[Date Prev][Date Next][Thread Prev][Thread Next][Date Index][Thread Index]

Re: rem vs. rad

April 1, 1998
Davis, CA

The idea that equivalent dose only applies to so-called stochastic effects
of radiation is wrong. Equivalent dose is defined on the basis of radiation
quality that depends on specific ionization intensity. You must consider
the equivalent dose to estimate non-stochastic effects such as formation of
cataracts of the eye or cell killing!

Ionizing radiation of various types displays different intensity and
pattern of ionization reactions in body tissues. In particular, the
specific ionization intensity per unit of path length has a marked effect
on the potential biological response, whether stochastic or nonstochastic.
For this reason the absorbed dose that is calculated from one type of
radiation cannot be arithmetically added to the absorbed dose from other
types of radiation. For example, the dose associated with recoil nuclei
during alpha emissions is characterized by high intensity of ionization but
very short range in tissues. The alpha particles' longer ranges in tissue
(usually about 30 to 70 Ám)
yield less intense ionization tracks than the recoil nuclei, but
considerably more intense than the tracks associated with energetic
electrons, beta particles, or gamma photons. These inherent differences in
specific ionization intensity should be expected to yield differences in
relative biological effectiveness (RBE) among the different types of
ionizing radiation
depending upon the circumstances. Even without a clear understanding of
these differences in RBE, the dosimetrist is obligated to clearly segregate
doses of different radiation quality. 

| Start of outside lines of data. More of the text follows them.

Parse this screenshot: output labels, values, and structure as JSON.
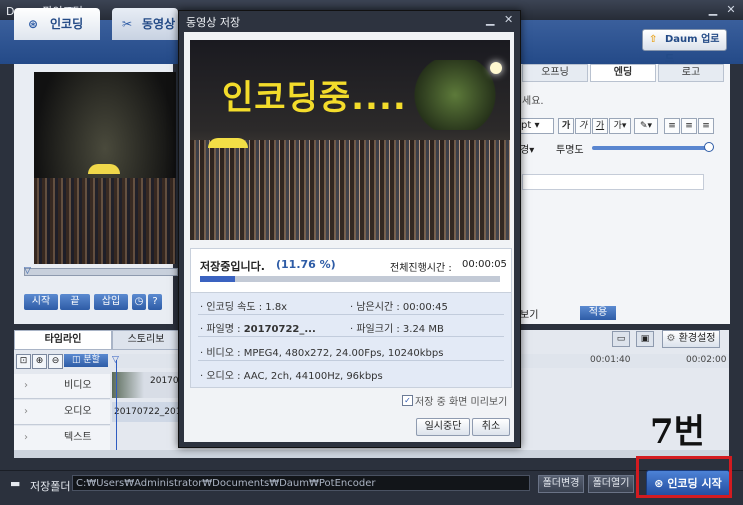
{
  "app": {
    "title": "Daum 팟인코더",
    "tabs": [
      {
        "label": "인코딩"
      },
      {
        "label": "동영상"
      }
    ],
    "upgrade_label": "Daum 업로드"
  },
  "editor": {
    "right_tabs": [
      "오프닝",
      "엔딩",
      "로고"
    ],
    "hint_fragment": "세요.",
    "font_size": "pt",
    "format_buttons": [
      "가",
      "가",
      "가",
      "가"
    ],
    "opacity_label": "투명도",
    "apply_label": "적용",
    "tail_label": "보기",
    "env_label": "환경설정"
  },
  "player": {
    "controls": [
      "시작",
      "끝",
      "삽입",
      "?"
    ]
  },
  "timeline": {
    "tabs": [
      "타임라인",
      "스토리보"
    ],
    "split_label": "분할",
    "ruler": [
      "00:01:40",
      "00:02:00"
    ],
    "tracks": [
      "비디오",
      "오디오",
      "텍스트"
    ],
    "video_clip": "20170",
    "audio_clip": "20170722_201302"
  },
  "bottom": {
    "folder_label": "저장폴더",
    "path": "C:₩Users₩Administrator₩Documents₩Daum₩PotEncoder",
    "change_folder": "폴더변경",
    "open_folder": "폴더열기",
    "start_encoding": "인코딩 시작",
    "annotation": "7번"
  },
  "dialog": {
    "title": "동영상 저장",
    "overlay_text": "인코딩중....",
    "status": "저장중입니다.",
    "percent_label": "(11.76 %)",
    "progress": 0.1176,
    "total_time_label": "전체진행시간 :",
    "total_time": "00:00:05",
    "speed_label": "인코딩 속도 :",
    "speed": "1.8x",
    "remain_label": "남은시간 :",
    "remain": "00:00:45",
    "filename_label": "파일명 :",
    "filename": "20170722_...",
    "filesize_label": "파일크기 :",
    "filesize": "3.24 MB",
    "video_label": "비디오 :",
    "video_info": "MPEG4, 480x272, 24.00Fps, 10240kbps",
    "audio_label": "오디오 :",
    "audio_info": "AAC, 2ch, 44100Hz, 96kbps",
    "preview_checkbox": "저장 중 화면 미리보기",
    "pause_label": "일시중단",
    "cancel_label": "취소"
  },
  "colors": {
    "accent": "#2e5ca6",
    "highlight_box": "#d31b20",
    "overlay_text": "#f3dc2b"
  }
}
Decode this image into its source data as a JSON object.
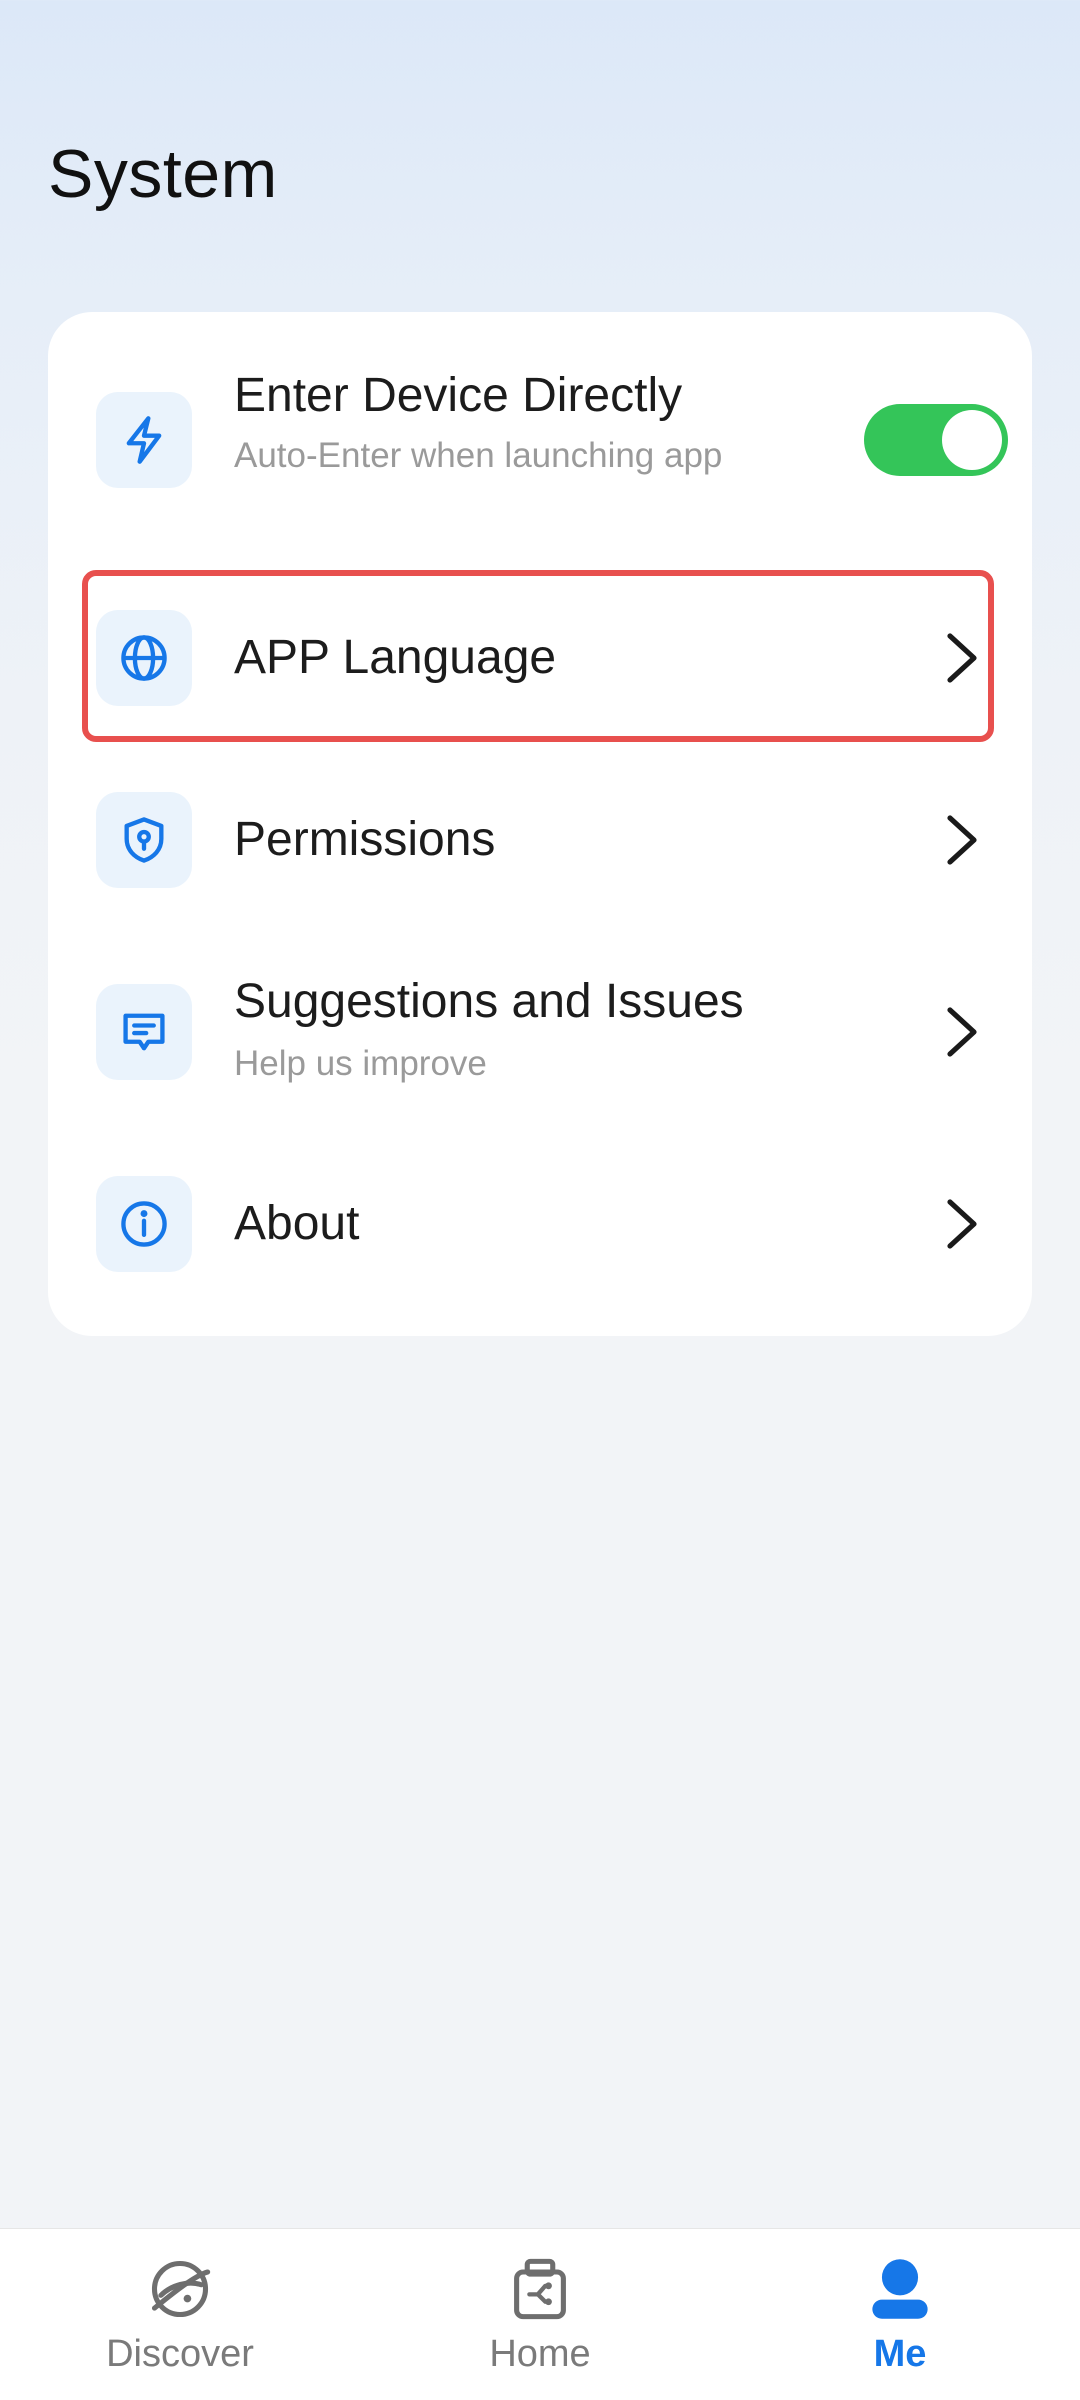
{
  "page": {
    "title": "System"
  },
  "settings": {
    "enter_device": {
      "title": "Enter Device Directly",
      "subtitle": "Auto-Enter when launching app",
      "toggle_on": true,
      "icon": "lightning-icon"
    },
    "app_language": {
      "title": "APP Language",
      "icon": "globe-icon"
    },
    "permissions": {
      "title": "Permissions",
      "icon": "shield-lock-icon"
    },
    "suggestions": {
      "title": "Suggestions and Issues",
      "subtitle": "Help us improve",
      "icon": "message-icon"
    },
    "about": {
      "title": "About",
      "icon": "info-icon"
    }
  },
  "tabbar": {
    "discover": {
      "label": "Discover",
      "icon": "planet-icon"
    },
    "home": {
      "label": "Home",
      "icon": "device-icon"
    },
    "me": {
      "label": "Me",
      "icon": "person-icon",
      "active": true
    }
  },
  "colors": {
    "accent": "#1677e8",
    "toggle_on": "#34c559",
    "highlight": "#e8504e"
  }
}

The radiation quality factor, Q, has been defined to represent in a general
quantitative fashion the relative biological effectiveness (RBE) that might
be expected for a given radiation type as a function of LET. From this a
biologically equivalent dose can be defined as H=DQN where H is the
equivalent dose in sieverts (Sv), N is a dose distribution or modifying
factor (usually assumed to be exactly 1 or dropped) and the quality factor,
Q, has the effective dimension of Sv/Gy. Clearly, the biologically
equivalent dose is a non-physical abstraction that should be used with
caution in radiation dosimetry.

A functional relationship of radiation quality factor, Q, and unrestricted
LET, L, was given by the ICRP (1991). For L 10 keV/Ám, Q(L)=1. For 10<L<100
keV/Ám, Q(L)=0.32L 2.2. For L 100 keV/Ám, Q(L)=300/ L . Since L may vary
over a given radiation path, so will Q. It may be useful to define a mean
quality factor averaged over paths or whole organs (ICRU, 1993). The newer
reports of the International Commission on Radiological Protection use the
term radiation weighting factor, wR, in place of the quality factor to
describe nominal values of Q.

The equivalent dose is useful in radiation safety work and in setting
standards. It cannot be used to predict risk of any given effect because
the Q or wR is not equal to the RBE.

		Prof. Otto G. Raabe, Ph.D., CHP
                [President, Health Physics Society, 1997-1998]
		Institute of Toxicology & Environmental Health (ITEH)
		     (Street address: Old Davis Road)
		University of California, Davis, CA 95616
		Phone: 530-752-7754  FAX: 530-758-6140 [NEW AREA CODE]
		E-mail ograabe@ucdavis.edu